* _AIM OF THE TASK_
Beginning with the line that includes "Enumerate this screenshot's", return every remaining line of the material exactly as it reads, but not the pictures.

-=-=-=-=-

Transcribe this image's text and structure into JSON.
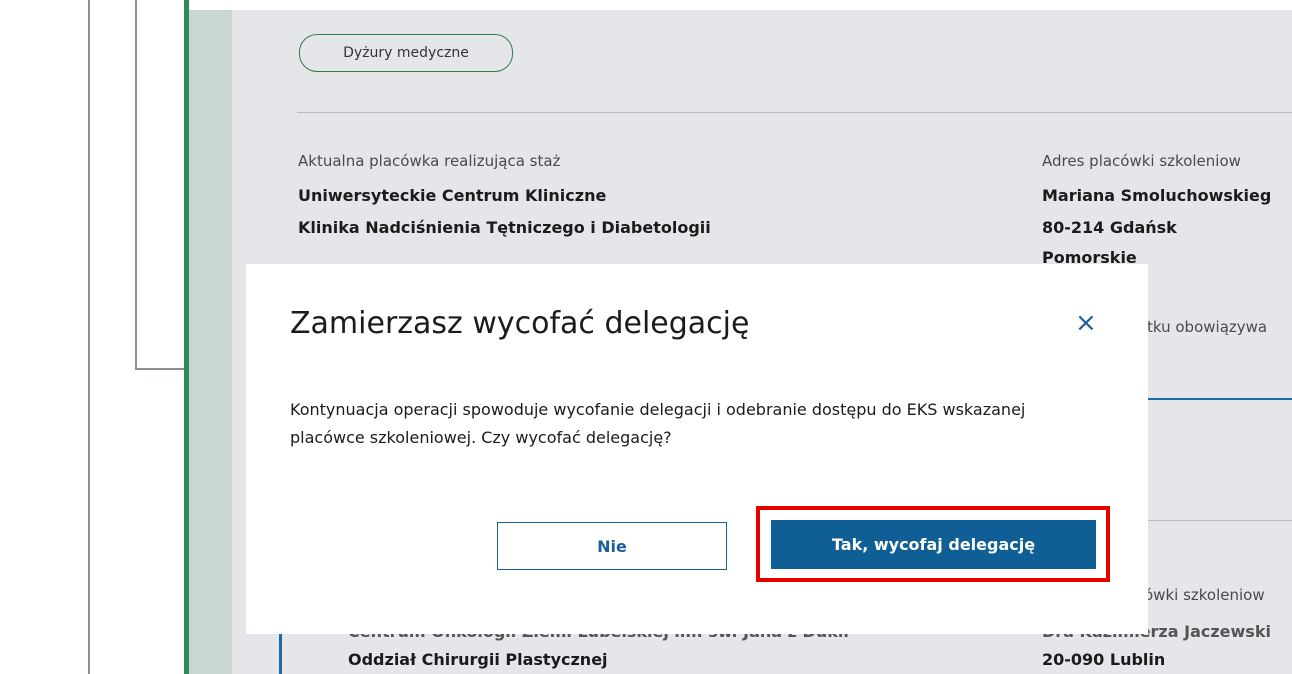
{
  "page": {
    "tag": "Dyżury medyczne",
    "current_facility": {
      "label": "Aktualna placówka realizująca staż",
      "line1": "Uniwersyteckie Centrum Kliniczne",
      "line2": "Klinika Nadciśnienia Tętniczego i Diabetologii"
    },
    "facility_address": {
      "label": "Adres placówki szkoleniow",
      "line1": "Mariana Smoluchowskieg",
      "line2": "80-214 Gdańsk",
      "line3": "Pomorskie"
    },
    "validity_label_partial": "tku obowiązywa",
    "second_address_label_partial": "ówki szkoleniow",
    "second_facility": {
      "line1": "Centrum Onkologii Ziemi Lubelskiej im. św. Jana z Dukli",
      "line2": "Oddział Chirurgii Plastycznej"
    },
    "second_address": {
      "line1": "Dra Kazimierza Jaczewski",
      "line2": "20-090 Lublin"
    }
  },
  "modal": {
    "title": "Zamierzasz wycofać delegację",
    "body": "Kontynuacja operacji spowoduje wycofanie delegacji i odebranie dostępu do EKS wskazanej placówce szkoleniowej. Czy wycofać delegację?",
    "cancel_label": "Nie",
    "confirm_label": "Tak, wycofaj delegację",
    "close_icon": "×"
  },
  "colors": {
    "accent": "#0f5e96",
    "highlight": "#e60000",
    "green": "#2e8b57"
  }
}
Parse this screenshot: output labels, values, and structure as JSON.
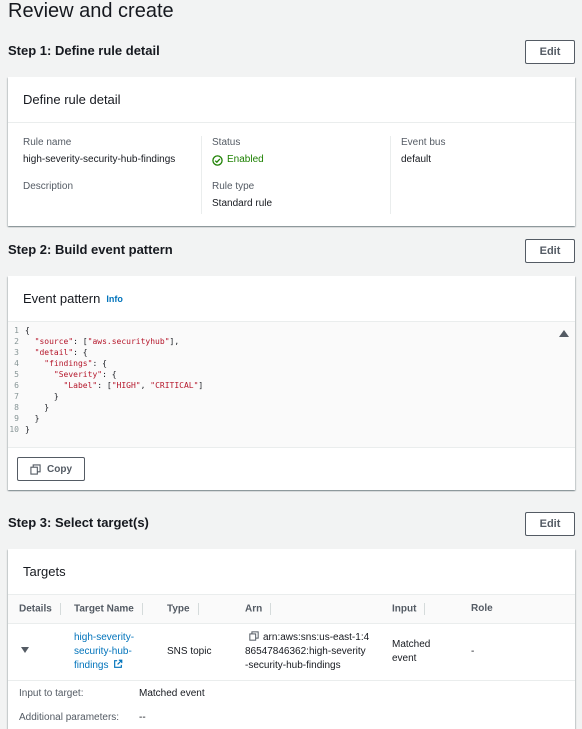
{
  "page_title": "Review and create",
  "edit_label": "Edit",
  "step1": {
    "title": "Step 1: Define rule detail",
    "panel_title": "Define rule detail",
    "rule_name_label": "Rule name",
    "rule_name": "high-severity-security-hub-findings",
    "description_label": "Description",
    "status_label": "Status",
    "status_value": "Enabled",
    "rule_type_label": "Rule type",
    "rule_type_value": "Standard rule",
    "event_bus_label": "Event bus",
    "event_bus_value": "default"
  },
  "step2": {
    "title": "Step 2: Build event pattern",
    "panel_title": "Event pattern",
    "info_label": "Info",
    "copy_label": "Copy",
    "code_lines": [
      "{",
      "  \"source\": [\"aws.securityhub\"],",
      "  \"detail\": {",
      "    \"findings\": {",
      "      \"Severity\": {",
      "        \"Label\": [\"HIGH\", \"CRITICAL\"]",
      "      }",
      "    }",
      "  }",
      "}"
    ]
  },
  "step3": {
    "title": "Step 3: Select target(s)",
    "panel_title": "Targets",
    "columns": [
      "Details",
      "Target Name",
      "Type",
      "Arn",
      "Input",
      "Role"
    ],
    "row": {
      "target_name_lines": [
        "high-severity-",
        "security-hub-",
        "findings"
      ],
      "type": "SNS topic",
      "arn_lines": [
        "arn:aws:sns:us-east-1:4",
        "86547846362:high-severity",
        "-security-hub-findings"
      ],
      "input_lines": [
        "Matched",
        "event"
      ],
      "role": "-"
    },
    "input_to_target_label": "Input to target:",
    "input_to_target_value": "Matched event",
    "additional_params_label": "Additional parameters:",
    "additional_params_value": "--"
  },
  "colors": {
    "link": "#0073bb",
    "success": "#1d8102",
    "background": "#f2f3f3"
  }
}
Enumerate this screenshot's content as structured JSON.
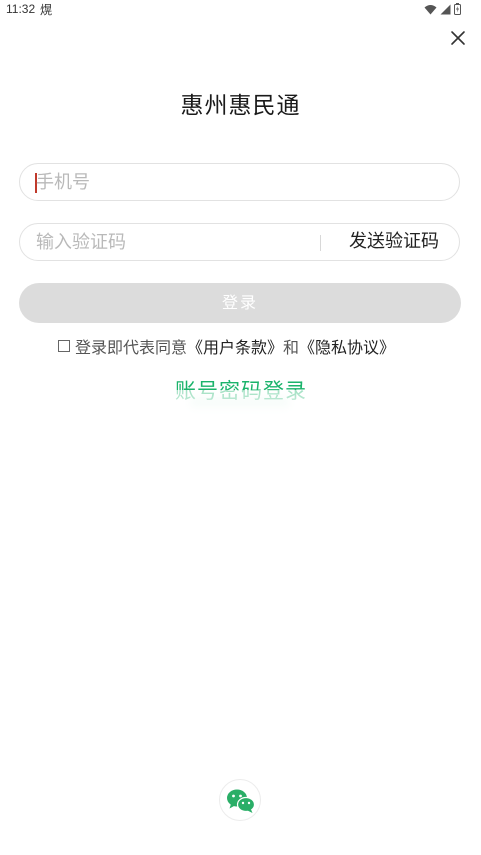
{
  "status_bar": {
    "time": "11:32",
    "extra": "熀",
    "icons": [
      "wifi-icon",
      "signal-icon",
      "battery-icon"
    ]
  },
  "header": {
    "title": "惠州惠民通",
    "close_icon": "close-icon"
  },
  "phone_field": {
    "placeholder": "手机号",
    "value": ""
  },
  "code_field": {
    "placeholder": "输入验证码",
    "value": "",
    "send_label": "发送验证码"
  },
  "login_button": {
    "label": "登录"
  },
  "agreement": {
    "prefix": "登录即代表同意",
    "terms": "《用户条款》",
    "conjunction": "和",
    "privacy": "《隐私协议》",
    "checked": false
  },
  "alt_login": {
    "label": "账号密码登录"
  },
  "social": {
    "wechat_icon": "wechat-icon"
  },
  "colors": {
    "accent_green": "#1bb36b",
    "button_disabled": "#dcdcdc",
    "border": "#e2e2e2"
  }
}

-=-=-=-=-

* _ANSWER BOX_
Enumerate this screenshot's content as structured JSON.
{
  "status_bar": {
    "time": "11:32",
    "extra": "熀",
    "icons": [
      "wifi-icon",
      "signal-icon",
      "battery-icon"
    ]
  },
  "header": {
    "title": "惠州惠民通",
    "close_icon": "close-icon"
  },
  "phone_field": {
    "placeholder": "手机号",
    "value": ""
  },
  "code_field": {
    "placeholder": "输入验证码",
    "value": "",
    "send_label": "发送验证码"
  },
  "login_button": {
    "label": "登录"
  },
  "agreement": {
    "prefix": "登录即代表同意",
    "terms": "《用户条款》",
    "conjunction": "和",
    "privacy": "《隐私协议》",
    "checked": false
  },
  "alt_login": {
    "label": "账号密码登录"
  },
  "social": {
    "wechat_icon": "wechat-icon"
  },
  "colors": {
    "accent_green": "#1bb36b",
    "button_disabled": "#dcdcdc",
    "border": "#e2e2e2"
  }
}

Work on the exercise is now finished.